It’s called the Apple Curse. A new version of iOS, or a new iPhone, comes out, and suddenly your older iPhone slows down. Theories have abounded about the curse for years, including dark accusations of deliberately ruining phones to make people buy new ones. But now researchers have actually found proof of the Apple Curse. Or, at least, proof Apple isn’t as perfect as it wants to be.
- The problem starts with iOS 10, and the “40% bug:” If you don’t have a history of iOS bugs on mental file, that bug was the one that shut off your phone when it still had nearly half its battery left. This was fixed in iOS 10.2.1 with a power setting named “Powerd.” Now let’s fast forward a year.
- Redditors began claiming that by swapping out their batteries, their old iPhones suddenly sped up: This caught the attention of Geekbench’s John Poole. Geekbench tests the speed and power of various devices, and Poole had the tools to easily swap out a battery. So he tested an iPhone 6S before a battery change, and then after the swap. Sure enough, the Redditors were right: The 6S was much zippier with a new battery, in fact almost twice as fast. But why?
- iOS developer Guilherme Rambo dug into the code, and found that Powerd had the ability to slow processor speed based on battery wear: In a series of tweets, Rambo details how Powerd ties phone performance to battery wear. As your battery ages, it turns out, Powerd slows down your phone’s performance. It’s not clear why Apple would do this, and the company hasn’t commented yet. But Powerd also seems to have something to do with preventing battery explosions, so we need to leave the door open for Apple simply screwing up.

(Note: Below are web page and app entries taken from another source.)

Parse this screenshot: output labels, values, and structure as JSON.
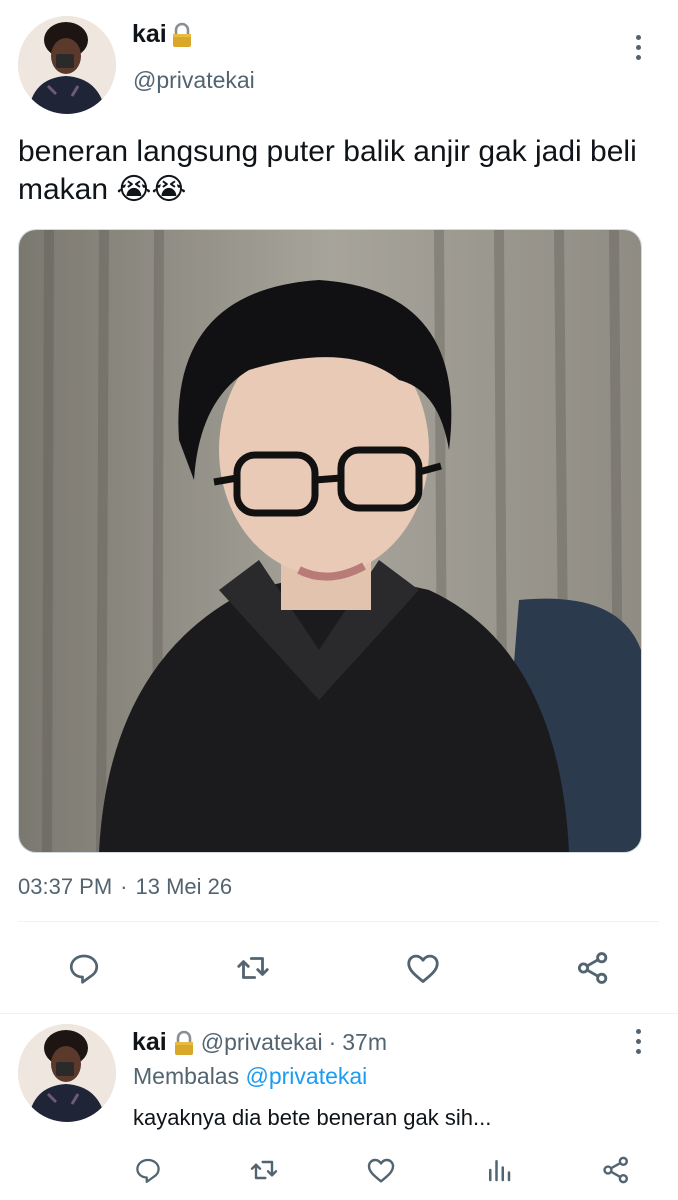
{
  "main_tweet": {
    "author_name": "kai",
    "author_handle": "@privatekai",
    "text": "beneran langsung puter balik anjir gak jadi beli makan 😭😭",
    "time": "03:37 PM",
    "separator": "·",
    "date": "13 Mei 26",
    "icons": {
      "lock": "lock-icon",
      "more": "more-icon",
      "reply": "reply-icon",
      "retweet": "retweet-icon",
      "like": "like-icon",
      "share": "share-icon"
    }
  },
  "reply_tweet": {
    "author_name": "kai",
    "author_handle": "@privatekai",
    "separator": "·",
    "time_ago": "37m",
    "replying_label": "Membalas",
    "replying_to": "@privatekai",
    "text": "kayaknya dia bete beneran gak sih...",
    "icons": {
      "reply": "reply-icon",
      "retweet": "retweet-icon",
      "like": "like-icon",
      "views": "views-icon",
      "share": "share-icon"
    }
  },
  "colors": {
    "text": "#0f1419",
    "secondary": "#536471",
    "link": "#1d9bf0",
    "divider": "#eff3f4"
  }
}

- Still, this looks very bad for Apple: Keep in mind, you have to almost completely disassemble an iPhone to get at the battery and replace it. So telling people “just replace the battery” isn’t a viable option in many cases. It’s also odd that Apple would, after just a year, consider a battery so worn down and useless that it has to limit processor speed in order to use the battery safely. Perhaps Powerd does it to extend battery life, but until Apple comments, we’re not going to know their side of things. But considering rumors have been going around for years about Apple deliberately ruining their own products to get you to buy new ones, they need to comment fast.

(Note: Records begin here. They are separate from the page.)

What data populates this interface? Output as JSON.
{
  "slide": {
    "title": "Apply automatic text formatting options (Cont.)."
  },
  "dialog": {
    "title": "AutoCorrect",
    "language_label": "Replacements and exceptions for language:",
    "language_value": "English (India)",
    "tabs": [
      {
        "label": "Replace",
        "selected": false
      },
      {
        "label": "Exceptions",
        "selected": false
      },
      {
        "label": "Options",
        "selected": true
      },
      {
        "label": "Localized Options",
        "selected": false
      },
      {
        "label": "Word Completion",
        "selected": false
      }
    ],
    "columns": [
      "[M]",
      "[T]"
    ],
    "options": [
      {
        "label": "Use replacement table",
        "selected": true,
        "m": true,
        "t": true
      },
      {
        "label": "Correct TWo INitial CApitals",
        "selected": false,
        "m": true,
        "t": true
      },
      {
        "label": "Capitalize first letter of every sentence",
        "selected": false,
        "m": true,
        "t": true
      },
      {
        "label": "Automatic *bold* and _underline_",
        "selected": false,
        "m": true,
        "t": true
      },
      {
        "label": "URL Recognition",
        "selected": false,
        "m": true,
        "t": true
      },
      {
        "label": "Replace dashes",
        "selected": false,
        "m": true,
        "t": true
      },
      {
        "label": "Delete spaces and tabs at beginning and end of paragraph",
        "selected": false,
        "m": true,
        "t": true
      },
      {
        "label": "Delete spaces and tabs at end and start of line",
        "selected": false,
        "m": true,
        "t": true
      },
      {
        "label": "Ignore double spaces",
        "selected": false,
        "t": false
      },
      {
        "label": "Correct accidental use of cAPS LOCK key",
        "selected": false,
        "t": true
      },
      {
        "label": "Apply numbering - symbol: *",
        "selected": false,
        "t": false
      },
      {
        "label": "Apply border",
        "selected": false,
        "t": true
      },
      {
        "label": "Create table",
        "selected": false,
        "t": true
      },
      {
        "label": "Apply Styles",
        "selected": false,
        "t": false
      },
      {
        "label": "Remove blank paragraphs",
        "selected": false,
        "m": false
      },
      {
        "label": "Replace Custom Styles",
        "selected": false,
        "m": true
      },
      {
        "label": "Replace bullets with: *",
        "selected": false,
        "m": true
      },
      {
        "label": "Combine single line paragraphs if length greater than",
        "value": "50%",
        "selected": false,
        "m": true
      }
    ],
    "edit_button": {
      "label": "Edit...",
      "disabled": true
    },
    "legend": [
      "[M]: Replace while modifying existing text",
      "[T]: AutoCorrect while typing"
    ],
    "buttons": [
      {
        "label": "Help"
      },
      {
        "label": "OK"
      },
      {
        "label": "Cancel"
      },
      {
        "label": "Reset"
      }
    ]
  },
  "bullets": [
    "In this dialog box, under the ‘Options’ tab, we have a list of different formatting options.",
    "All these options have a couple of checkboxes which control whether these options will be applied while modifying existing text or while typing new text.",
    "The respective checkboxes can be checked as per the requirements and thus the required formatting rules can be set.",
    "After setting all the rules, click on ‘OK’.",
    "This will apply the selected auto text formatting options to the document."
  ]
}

For now, simply keep an eye on your iPhone, and keep an ear out for Apple’s comments. This story is far from done; it’s likely Apple will be headed to court to explain Powerd, and that now iPhone sleuths are going to dig into the rest of the company’s products to see if there’s code like Powerd lurking in older versions of iOS. If there are, Apple may be in far more trouble that anybody realizes.